Trustee Melanie Leneghan, who said she would embrace county EMS as a cheaper alternative to the status quo, points out county EMS staff potentially could move into one of the township's fire stations.

Delaware County Administrator Tim Hansley said such a move is possible, but wouldn't comment on its likelihood at this point.

"It could happen, but to say it would happen would be pure speculation," he said.

Liberty Township Medical Director Warren Yamarick said he believes relying on the county would put residents in jeopardy, especially during the transition period.

He said it could take months to implement a new system and work out the kinks, and potentially years to replicate the current quality of service.

"The expertise and the quality of our firemen and medics is not something that you just create overnight. You have to build to that level," he said. "The county cannot just provide the same response times and quality of service the day we shut our doors."

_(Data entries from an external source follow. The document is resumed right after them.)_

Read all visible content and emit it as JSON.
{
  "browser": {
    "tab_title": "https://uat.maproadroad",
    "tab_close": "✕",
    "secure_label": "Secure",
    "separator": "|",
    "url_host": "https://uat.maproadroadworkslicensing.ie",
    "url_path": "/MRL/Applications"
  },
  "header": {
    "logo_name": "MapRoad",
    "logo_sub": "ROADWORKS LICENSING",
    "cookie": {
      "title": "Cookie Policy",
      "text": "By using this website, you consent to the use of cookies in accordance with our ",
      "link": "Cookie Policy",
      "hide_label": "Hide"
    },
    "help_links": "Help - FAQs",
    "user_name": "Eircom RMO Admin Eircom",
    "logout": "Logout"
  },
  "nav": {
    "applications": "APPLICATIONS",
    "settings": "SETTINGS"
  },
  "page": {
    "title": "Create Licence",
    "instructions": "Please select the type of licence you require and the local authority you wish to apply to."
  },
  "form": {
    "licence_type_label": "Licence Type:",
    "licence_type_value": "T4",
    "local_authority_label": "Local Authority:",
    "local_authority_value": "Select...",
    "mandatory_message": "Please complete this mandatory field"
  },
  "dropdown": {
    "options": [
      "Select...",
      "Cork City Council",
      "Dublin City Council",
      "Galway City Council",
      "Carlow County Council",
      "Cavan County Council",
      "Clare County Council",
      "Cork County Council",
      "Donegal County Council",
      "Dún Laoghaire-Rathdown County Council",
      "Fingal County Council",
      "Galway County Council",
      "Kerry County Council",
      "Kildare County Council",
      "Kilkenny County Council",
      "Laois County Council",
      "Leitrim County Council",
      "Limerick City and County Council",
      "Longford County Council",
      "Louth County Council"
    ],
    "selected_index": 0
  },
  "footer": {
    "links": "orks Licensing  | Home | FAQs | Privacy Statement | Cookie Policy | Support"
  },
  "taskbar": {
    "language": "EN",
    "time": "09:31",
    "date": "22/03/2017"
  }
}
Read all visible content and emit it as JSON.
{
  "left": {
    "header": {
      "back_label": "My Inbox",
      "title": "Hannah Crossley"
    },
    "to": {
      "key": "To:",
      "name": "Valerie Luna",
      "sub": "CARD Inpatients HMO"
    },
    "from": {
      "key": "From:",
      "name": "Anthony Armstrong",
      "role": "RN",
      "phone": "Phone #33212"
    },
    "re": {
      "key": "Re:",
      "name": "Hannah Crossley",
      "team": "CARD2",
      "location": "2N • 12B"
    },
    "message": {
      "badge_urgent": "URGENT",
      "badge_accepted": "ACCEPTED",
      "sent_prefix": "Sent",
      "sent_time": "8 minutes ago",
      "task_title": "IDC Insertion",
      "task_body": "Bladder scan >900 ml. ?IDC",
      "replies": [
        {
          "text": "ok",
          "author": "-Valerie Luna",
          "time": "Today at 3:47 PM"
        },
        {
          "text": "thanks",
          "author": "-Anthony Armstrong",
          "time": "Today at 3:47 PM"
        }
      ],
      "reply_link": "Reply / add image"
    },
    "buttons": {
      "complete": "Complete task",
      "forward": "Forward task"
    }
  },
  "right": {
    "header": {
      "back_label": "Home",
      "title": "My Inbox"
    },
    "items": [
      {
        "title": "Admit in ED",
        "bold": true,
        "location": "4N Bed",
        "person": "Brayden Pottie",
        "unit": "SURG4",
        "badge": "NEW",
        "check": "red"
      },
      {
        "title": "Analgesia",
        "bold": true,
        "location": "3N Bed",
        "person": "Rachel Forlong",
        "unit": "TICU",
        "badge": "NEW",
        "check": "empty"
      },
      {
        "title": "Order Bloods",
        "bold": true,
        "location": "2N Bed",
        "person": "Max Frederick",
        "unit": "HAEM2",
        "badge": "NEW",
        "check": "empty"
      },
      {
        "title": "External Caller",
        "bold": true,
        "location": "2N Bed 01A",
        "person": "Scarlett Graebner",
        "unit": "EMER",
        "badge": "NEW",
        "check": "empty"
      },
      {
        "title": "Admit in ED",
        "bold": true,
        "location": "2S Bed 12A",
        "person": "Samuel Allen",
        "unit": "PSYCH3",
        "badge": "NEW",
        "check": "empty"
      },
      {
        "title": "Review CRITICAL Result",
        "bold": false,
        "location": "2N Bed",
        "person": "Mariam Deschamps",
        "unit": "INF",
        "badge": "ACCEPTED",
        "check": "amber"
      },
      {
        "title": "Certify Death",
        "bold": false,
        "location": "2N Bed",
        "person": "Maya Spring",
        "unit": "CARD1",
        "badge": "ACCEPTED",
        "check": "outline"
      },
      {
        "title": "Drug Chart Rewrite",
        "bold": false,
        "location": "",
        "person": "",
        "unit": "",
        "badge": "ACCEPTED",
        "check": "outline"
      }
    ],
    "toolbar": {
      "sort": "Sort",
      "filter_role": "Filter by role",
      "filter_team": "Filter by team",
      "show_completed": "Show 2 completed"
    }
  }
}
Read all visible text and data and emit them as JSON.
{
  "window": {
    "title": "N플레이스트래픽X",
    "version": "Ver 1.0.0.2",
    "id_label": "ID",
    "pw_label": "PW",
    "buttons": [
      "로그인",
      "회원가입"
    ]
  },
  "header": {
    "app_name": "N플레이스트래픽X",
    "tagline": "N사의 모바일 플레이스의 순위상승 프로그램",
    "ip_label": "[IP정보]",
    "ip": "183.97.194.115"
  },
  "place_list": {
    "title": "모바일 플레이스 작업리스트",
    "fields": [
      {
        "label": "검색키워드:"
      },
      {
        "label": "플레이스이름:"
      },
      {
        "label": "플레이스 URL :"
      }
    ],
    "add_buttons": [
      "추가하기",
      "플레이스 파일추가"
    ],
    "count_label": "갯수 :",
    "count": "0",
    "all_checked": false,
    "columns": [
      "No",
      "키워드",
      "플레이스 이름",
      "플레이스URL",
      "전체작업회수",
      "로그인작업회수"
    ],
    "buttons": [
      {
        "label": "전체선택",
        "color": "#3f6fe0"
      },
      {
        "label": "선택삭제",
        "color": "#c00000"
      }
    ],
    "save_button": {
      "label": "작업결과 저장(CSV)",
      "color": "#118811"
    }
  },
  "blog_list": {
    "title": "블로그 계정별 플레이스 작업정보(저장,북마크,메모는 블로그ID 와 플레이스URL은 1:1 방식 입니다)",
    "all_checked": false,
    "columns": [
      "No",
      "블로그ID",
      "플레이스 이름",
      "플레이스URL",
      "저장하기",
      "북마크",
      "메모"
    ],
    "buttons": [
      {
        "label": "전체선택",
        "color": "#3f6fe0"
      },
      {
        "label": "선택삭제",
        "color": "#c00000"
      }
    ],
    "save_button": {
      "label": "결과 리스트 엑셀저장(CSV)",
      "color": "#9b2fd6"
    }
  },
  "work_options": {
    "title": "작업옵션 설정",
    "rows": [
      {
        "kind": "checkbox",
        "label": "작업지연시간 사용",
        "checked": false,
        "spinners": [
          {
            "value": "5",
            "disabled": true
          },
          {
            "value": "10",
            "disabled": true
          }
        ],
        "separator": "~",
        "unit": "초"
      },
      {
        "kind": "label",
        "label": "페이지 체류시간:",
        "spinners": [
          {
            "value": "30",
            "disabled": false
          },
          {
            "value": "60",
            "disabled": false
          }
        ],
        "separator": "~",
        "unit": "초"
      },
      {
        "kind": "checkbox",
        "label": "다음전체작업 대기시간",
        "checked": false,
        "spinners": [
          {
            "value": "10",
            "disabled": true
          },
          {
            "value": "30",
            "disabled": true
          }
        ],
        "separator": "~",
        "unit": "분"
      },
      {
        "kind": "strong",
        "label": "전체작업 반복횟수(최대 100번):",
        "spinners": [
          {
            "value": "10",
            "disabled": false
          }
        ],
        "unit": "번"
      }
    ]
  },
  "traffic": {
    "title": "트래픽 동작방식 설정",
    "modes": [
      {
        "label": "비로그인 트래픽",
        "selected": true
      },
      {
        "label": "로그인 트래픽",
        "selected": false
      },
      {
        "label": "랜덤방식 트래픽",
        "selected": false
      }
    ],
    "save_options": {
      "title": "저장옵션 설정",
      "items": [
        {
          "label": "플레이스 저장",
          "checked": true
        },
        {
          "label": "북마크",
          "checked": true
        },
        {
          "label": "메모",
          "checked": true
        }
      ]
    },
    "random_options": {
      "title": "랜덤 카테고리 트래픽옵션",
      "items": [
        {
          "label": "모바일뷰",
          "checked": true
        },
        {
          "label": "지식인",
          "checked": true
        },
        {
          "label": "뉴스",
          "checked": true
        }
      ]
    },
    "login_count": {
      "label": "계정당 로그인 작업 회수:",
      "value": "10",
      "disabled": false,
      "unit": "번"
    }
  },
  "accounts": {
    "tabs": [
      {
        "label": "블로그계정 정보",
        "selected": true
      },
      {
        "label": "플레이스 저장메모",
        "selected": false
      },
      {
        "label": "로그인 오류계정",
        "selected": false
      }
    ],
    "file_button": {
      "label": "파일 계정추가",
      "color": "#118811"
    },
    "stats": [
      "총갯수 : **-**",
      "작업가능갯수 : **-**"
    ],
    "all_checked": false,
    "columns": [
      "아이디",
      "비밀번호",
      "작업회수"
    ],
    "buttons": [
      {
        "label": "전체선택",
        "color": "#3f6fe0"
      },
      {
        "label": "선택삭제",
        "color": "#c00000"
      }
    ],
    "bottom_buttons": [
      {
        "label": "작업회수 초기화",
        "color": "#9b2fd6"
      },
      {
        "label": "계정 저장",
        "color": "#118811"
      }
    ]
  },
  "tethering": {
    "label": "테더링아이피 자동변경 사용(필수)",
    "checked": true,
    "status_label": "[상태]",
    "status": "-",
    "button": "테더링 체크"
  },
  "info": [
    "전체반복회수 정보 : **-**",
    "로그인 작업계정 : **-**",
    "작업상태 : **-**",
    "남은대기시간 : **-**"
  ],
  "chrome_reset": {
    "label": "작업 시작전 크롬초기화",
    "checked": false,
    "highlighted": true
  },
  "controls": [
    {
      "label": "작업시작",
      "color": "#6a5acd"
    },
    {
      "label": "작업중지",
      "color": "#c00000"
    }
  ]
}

He said the township's integrated system provides extra benefits because firefighter-paramedics are versatile and can respond to a variety of situations.

Township Fire Chief Tim Jensen is another strong advocate of fire-based EMS.

Yamarick condemned Leneghan for promoting changes to the department without professional fire or EMS expertise.

But Leneghan insists township residents would be taken care of under her plan, and at considerably less expense to the taxpayers.

The bulk of the fire department's $6 million budget is spent on medical services.

"Delaware County EMS is more than happy to provide EMS to the township, with an excellent level of service, and that's all that matters," Leneghan said. "They would not treat Liberty Township any different than they do the rest of the county."

The proposed levy would replace a levy currently being collected at 4.64 mills, which expires this year. If approved Nov. 6, it would generate $8.46 million per year and cost homeowners $202.43 annually for each $100,000 in home value. The current levy costs residents $143.17 yearly per $100,000 in home value.